Exercise data.
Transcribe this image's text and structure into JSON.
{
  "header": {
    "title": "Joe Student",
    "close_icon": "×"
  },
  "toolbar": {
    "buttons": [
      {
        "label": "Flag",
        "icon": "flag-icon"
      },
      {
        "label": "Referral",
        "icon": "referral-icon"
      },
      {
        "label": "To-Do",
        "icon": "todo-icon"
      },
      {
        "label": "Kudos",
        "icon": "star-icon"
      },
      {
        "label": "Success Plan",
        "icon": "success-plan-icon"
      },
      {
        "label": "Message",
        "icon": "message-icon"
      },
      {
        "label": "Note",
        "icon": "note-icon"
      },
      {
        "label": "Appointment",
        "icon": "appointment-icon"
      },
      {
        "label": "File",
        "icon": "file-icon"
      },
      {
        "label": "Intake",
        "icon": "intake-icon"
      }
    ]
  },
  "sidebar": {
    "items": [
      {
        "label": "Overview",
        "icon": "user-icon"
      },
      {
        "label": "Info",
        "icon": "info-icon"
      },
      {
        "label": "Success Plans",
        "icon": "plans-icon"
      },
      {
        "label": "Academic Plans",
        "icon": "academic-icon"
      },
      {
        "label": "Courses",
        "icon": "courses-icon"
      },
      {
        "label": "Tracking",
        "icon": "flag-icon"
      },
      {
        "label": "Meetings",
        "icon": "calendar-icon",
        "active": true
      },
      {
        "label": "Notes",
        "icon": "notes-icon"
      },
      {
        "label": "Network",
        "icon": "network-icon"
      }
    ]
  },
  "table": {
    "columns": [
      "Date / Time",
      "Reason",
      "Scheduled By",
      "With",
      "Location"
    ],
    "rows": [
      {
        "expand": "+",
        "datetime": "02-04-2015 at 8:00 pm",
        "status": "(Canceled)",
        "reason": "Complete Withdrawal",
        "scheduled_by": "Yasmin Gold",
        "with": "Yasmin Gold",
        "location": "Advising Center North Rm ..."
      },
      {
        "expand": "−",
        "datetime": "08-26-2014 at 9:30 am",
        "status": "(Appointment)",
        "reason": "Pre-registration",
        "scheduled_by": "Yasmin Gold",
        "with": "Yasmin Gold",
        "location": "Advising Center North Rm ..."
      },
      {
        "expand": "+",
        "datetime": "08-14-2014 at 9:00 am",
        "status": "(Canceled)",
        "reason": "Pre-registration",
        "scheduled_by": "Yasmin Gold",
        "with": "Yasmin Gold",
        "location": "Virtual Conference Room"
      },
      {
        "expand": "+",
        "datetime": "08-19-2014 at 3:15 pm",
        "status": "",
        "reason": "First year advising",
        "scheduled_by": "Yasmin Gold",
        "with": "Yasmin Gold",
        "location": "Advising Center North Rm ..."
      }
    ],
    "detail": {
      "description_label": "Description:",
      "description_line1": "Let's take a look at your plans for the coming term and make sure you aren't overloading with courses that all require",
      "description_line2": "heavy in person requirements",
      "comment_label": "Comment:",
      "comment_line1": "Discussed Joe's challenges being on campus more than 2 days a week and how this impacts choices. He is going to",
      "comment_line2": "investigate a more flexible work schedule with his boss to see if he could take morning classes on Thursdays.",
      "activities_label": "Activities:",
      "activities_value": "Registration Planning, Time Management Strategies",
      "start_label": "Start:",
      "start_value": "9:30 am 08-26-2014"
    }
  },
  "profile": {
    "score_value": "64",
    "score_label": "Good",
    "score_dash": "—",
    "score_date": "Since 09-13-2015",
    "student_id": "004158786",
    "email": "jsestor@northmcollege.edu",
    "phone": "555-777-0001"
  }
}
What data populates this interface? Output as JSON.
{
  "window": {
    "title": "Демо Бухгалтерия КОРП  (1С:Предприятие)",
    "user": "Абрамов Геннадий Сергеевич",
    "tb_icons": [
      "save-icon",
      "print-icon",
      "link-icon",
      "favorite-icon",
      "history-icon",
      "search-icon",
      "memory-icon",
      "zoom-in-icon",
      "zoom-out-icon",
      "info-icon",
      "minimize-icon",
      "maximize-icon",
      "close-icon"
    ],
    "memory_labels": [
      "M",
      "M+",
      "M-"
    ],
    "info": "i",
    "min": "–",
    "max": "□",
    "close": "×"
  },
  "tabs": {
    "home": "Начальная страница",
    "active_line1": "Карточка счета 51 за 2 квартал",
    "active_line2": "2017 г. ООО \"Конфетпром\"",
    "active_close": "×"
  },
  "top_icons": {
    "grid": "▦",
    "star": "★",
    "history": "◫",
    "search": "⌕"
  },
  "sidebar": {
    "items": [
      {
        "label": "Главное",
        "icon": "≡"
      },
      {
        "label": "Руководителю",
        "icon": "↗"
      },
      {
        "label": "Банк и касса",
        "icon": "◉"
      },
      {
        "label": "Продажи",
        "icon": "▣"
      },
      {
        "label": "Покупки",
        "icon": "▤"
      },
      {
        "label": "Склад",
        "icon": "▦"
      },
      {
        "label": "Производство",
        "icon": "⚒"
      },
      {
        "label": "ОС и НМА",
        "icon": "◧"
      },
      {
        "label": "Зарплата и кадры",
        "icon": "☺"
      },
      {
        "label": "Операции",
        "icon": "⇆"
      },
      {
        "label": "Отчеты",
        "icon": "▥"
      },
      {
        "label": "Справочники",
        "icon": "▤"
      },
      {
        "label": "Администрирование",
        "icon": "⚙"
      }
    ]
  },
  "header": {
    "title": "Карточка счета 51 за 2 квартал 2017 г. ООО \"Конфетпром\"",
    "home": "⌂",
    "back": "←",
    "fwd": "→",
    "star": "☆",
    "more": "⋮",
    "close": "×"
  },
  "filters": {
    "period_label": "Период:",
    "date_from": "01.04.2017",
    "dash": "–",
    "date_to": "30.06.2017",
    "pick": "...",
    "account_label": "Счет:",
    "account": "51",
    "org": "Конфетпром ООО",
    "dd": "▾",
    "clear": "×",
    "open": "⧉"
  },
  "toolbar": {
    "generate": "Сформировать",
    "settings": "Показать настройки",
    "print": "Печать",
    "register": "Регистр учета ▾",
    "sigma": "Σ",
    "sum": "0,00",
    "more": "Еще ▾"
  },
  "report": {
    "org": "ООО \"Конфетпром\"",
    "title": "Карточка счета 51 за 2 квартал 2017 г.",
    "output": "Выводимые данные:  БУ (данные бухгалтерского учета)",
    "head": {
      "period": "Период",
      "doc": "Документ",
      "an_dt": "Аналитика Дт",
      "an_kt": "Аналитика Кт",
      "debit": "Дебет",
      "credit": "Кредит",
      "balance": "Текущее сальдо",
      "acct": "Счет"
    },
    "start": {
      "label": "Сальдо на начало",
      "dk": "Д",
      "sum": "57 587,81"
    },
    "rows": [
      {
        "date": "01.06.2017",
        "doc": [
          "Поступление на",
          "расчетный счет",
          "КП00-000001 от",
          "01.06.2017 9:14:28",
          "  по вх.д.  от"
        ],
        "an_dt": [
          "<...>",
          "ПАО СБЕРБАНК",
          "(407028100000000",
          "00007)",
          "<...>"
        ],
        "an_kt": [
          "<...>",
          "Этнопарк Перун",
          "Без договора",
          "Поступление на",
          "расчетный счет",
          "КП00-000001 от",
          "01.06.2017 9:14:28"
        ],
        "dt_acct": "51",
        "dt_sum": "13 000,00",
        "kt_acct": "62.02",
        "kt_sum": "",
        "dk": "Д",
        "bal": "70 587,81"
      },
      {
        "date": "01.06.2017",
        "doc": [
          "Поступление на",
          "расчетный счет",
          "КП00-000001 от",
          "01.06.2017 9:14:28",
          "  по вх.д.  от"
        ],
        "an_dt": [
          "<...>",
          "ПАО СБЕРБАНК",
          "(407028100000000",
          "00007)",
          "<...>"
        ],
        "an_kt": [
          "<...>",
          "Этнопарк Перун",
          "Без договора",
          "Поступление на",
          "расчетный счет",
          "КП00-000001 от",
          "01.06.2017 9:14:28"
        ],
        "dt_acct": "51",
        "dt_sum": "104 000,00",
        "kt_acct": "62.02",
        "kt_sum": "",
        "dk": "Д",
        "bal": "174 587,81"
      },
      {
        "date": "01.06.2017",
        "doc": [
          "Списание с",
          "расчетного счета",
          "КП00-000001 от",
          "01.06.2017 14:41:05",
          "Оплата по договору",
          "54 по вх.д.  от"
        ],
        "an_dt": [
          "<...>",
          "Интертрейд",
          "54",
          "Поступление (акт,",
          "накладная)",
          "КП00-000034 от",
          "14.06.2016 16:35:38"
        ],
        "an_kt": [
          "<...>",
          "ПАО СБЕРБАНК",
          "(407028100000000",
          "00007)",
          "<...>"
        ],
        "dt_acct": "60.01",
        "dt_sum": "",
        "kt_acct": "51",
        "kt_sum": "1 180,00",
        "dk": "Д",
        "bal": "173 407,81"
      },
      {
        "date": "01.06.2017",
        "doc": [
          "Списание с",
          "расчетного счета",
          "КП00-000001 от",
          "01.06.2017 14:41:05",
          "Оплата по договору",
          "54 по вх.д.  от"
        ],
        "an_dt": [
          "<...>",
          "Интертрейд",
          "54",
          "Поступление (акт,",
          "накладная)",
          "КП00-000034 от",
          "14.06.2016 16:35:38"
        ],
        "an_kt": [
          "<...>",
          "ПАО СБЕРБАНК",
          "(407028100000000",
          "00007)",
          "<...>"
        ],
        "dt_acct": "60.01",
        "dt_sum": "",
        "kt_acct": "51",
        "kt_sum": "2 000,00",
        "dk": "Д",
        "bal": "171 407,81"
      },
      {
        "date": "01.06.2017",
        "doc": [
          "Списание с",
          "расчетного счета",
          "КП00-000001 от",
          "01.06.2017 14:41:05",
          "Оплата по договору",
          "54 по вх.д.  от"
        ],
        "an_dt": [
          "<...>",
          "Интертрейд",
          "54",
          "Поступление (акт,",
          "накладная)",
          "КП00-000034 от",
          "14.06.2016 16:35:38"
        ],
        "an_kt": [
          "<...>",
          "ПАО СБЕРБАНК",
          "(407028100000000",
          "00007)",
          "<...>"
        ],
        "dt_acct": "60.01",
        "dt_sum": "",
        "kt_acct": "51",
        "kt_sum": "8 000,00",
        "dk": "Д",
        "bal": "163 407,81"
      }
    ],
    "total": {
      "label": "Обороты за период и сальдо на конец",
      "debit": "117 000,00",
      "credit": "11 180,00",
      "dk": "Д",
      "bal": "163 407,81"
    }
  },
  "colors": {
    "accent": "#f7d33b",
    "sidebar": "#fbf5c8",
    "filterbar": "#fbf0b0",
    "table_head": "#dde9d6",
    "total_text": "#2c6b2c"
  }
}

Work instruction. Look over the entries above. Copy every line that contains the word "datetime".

Reply to the task.
        "datetime": "02-04-2015 at 8:00 pm",
        "datetime": "08-26-2014 at 9:30 am",
        "datetime": "08-14-2014 at 9:00 am",
        "datetime": "08-19-2014 at 3:15 pm",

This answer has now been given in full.